What the task requires ::
Would you count the lines of the listing that carry the word "data"? Give only the resulting number.

━━━━━━

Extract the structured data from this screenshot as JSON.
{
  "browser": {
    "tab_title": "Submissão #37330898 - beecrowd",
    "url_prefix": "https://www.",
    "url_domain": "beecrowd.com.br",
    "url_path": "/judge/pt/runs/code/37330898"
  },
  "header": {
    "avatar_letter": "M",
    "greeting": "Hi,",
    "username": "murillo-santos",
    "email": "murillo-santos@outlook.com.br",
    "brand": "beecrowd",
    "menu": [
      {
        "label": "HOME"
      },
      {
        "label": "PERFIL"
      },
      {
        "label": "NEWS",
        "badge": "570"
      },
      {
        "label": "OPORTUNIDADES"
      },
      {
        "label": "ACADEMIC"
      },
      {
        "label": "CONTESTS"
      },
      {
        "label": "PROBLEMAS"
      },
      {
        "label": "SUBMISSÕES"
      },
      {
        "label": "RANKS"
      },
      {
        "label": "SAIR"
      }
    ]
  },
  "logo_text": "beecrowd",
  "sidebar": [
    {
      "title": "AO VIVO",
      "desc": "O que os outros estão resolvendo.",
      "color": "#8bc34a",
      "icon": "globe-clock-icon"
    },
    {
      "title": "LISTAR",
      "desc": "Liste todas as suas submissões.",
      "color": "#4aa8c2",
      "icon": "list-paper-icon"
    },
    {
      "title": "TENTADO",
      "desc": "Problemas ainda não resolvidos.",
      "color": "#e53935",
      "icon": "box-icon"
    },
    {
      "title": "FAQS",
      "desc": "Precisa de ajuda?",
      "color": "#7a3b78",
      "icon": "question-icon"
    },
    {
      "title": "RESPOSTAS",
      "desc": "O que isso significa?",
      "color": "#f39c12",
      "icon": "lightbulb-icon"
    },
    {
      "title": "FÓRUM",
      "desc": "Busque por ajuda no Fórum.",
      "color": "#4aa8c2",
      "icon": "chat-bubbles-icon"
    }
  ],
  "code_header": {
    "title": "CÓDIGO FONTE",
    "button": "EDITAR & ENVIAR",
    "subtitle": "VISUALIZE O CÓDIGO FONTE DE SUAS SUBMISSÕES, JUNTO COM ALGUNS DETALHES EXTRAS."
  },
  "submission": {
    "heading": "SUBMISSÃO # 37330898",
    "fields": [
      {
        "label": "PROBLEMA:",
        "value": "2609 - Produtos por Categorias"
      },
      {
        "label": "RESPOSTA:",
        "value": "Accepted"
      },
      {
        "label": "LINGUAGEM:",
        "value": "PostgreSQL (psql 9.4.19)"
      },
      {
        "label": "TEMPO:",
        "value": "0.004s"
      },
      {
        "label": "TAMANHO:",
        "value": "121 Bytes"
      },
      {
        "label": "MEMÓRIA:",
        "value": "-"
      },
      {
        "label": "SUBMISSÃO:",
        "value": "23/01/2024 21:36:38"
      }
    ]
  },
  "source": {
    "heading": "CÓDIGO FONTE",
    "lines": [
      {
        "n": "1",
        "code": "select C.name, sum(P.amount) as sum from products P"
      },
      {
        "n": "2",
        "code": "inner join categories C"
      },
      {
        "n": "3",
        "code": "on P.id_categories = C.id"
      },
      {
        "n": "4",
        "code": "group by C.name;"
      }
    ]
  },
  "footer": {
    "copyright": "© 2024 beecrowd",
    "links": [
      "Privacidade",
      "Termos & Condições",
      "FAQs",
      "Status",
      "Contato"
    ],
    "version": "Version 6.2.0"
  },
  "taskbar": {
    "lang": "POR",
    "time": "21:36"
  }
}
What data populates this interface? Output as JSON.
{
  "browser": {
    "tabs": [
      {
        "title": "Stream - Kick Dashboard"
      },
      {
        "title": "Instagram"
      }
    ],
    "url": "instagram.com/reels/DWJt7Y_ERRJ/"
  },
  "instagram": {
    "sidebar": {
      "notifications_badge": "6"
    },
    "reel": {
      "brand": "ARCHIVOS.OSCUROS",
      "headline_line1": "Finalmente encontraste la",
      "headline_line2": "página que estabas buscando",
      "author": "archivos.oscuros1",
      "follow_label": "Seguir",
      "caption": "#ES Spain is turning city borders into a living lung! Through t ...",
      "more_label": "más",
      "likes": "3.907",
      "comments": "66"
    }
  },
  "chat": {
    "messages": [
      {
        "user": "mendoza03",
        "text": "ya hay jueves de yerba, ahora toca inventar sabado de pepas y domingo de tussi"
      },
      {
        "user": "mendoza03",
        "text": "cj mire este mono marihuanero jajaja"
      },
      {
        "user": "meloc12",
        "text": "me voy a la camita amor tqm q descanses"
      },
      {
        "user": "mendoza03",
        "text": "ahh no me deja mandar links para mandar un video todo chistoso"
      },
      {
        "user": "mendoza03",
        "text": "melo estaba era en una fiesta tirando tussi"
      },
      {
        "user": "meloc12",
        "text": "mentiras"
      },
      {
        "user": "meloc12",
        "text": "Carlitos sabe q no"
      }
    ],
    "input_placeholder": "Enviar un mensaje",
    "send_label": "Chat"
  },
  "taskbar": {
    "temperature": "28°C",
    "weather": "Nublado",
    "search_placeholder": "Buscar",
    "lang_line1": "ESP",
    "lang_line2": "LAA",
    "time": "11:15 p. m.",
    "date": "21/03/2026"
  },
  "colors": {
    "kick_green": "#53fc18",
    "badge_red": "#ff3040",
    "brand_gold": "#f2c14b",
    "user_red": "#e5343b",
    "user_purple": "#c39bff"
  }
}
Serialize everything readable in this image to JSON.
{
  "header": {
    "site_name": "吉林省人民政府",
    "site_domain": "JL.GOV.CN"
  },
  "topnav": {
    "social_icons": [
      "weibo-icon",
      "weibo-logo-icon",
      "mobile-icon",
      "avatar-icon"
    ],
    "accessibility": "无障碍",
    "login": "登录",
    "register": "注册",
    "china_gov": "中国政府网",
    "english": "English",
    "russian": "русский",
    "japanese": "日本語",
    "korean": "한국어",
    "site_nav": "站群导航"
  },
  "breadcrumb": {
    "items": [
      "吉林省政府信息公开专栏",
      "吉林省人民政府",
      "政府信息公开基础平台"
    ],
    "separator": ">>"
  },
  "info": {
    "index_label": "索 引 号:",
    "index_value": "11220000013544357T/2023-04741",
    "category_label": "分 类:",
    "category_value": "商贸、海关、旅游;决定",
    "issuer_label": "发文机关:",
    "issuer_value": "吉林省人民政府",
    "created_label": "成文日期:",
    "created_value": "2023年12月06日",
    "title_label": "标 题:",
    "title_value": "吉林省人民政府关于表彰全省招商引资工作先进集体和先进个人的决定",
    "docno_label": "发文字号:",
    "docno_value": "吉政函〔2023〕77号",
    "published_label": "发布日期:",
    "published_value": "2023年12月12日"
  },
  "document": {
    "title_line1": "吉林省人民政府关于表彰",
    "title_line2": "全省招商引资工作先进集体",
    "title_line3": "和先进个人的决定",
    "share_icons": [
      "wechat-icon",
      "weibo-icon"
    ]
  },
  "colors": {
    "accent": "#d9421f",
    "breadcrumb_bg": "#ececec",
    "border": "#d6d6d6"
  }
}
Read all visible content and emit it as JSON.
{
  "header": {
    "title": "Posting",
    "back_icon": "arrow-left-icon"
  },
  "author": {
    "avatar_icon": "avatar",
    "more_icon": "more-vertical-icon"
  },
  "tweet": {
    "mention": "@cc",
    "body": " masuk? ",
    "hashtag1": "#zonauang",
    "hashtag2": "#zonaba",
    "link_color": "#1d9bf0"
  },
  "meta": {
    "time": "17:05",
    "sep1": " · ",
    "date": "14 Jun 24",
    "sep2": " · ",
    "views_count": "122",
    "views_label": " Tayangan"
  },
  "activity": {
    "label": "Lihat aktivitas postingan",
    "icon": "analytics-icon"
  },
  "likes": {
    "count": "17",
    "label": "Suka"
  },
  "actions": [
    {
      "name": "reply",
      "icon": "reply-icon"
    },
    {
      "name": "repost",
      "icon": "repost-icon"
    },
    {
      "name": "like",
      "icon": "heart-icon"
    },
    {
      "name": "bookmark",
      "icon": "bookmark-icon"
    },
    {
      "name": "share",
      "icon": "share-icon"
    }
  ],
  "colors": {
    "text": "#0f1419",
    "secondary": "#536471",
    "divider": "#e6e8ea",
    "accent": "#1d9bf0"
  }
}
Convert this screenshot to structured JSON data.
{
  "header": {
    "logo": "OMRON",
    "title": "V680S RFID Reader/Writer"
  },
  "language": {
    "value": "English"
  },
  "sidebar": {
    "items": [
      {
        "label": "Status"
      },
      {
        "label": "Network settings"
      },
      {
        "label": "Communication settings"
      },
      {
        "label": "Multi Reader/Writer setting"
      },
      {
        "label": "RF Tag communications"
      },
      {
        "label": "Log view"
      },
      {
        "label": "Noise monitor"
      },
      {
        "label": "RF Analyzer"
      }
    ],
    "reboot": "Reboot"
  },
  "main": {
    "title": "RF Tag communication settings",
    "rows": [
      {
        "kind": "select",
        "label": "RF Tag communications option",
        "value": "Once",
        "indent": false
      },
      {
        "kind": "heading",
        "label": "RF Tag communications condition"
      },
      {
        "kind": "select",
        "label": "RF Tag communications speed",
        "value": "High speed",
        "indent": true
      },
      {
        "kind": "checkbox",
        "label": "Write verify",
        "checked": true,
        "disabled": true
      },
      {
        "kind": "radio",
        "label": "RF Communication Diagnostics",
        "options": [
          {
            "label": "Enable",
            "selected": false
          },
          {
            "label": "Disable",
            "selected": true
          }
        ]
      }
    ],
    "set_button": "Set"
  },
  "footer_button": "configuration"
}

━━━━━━

Exercise result ::
3